I travel enough to have a solid view of the Transportation Security Agency (TSA). They are good people trapped in a bad system. The article below is completely wrong in pressing forward with the meme of TSA as molestors of children and old people. TSA has a good heart, it just lacks a brain. TSA is a classic — utterly classic — example of doing the wrong thing righter instead of doing the right thing. The Department of Homeland Security (DHS) may be — I dare to hope — the last primal scream of Industrial Era government in which the delusion persists that micro-management of chaos is possible, and that money can be substituted for intelligence and integrity. Not so.
I have NEVER had a bad experience or witnessed a bad experience with TSA, with the following three observations: losing my after shave, losing the last inch of a toothpaste tube, and having my thin wallet with license and three credit cards run back through the scanner.

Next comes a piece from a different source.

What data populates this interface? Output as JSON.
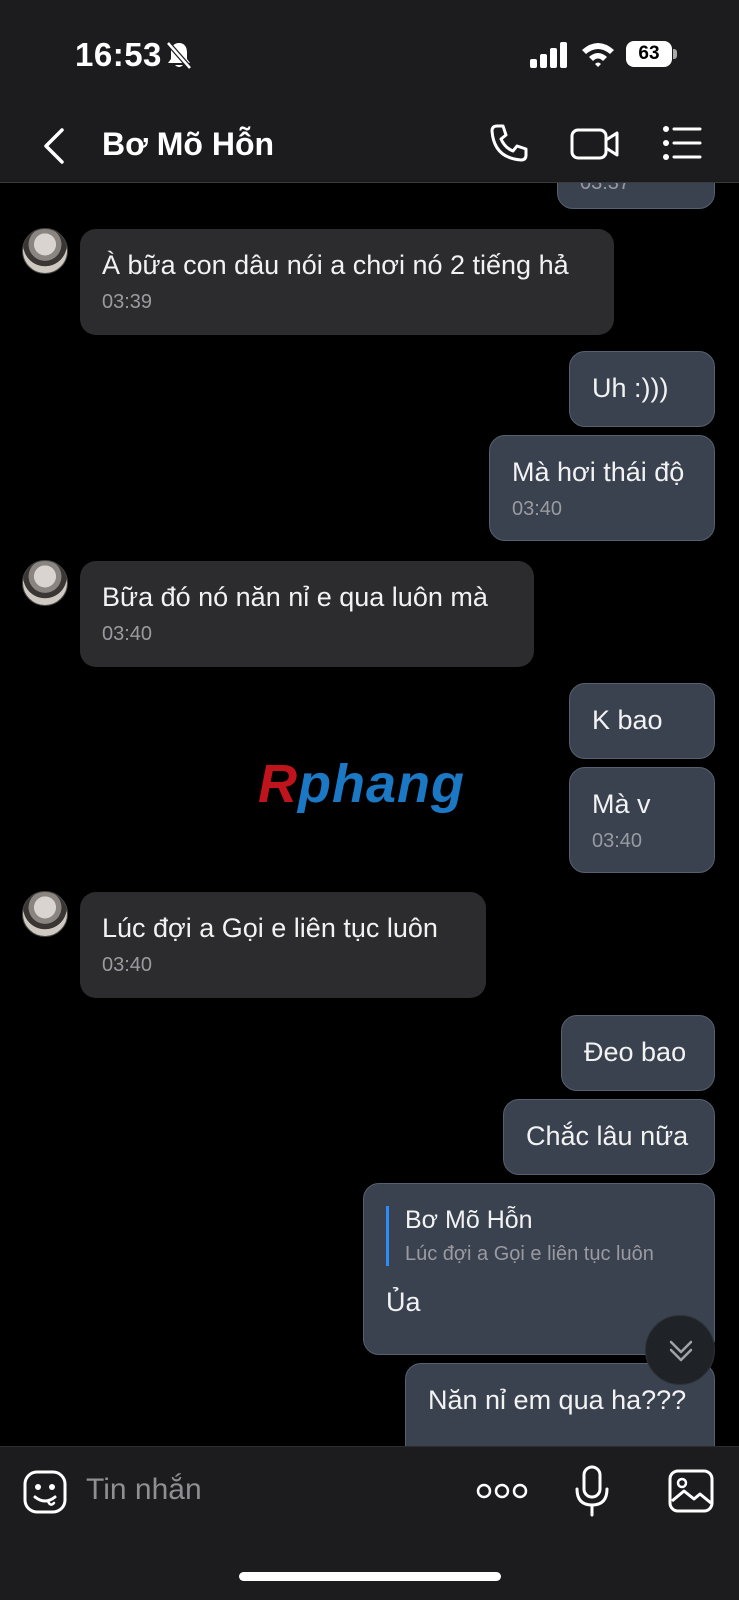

In all three cases, human brains on the scene were over-ridden by micro-regulation from above. Lack of a brain is the sucking chest wound in TSA, not lack of a heart. Good people, bad system — a terminally bad, unaffordable unsustainable bad system.
(NaturalNews) The Obama Administration has proposed significantly hiking air travel fees to cover the costs associated with the U.S. Transportation Security Administration's (TSA) molestation of air travelers. Under the new plan, which would garner a whopping $32 billion in ten years, ticket fees that cover the costs of TSA security screenings would more than double for passengers, costing them at least $5 per one-way trip.
As the TSA continues installing naked body scanners at U.S. airports and hiring hordes of new agents to grope travelers at airports, bus stations, trains stations, and even sports stadiums, the agency's more than $8 billion annual budget is rapidly ballooning. And rather than continue to siphon the cash to pay for this unconstitutional nightmare of tyranny directly from taxpayers, Obama and Co. wants to make airlines, airports, and air travelers foot the bill. Read more of this post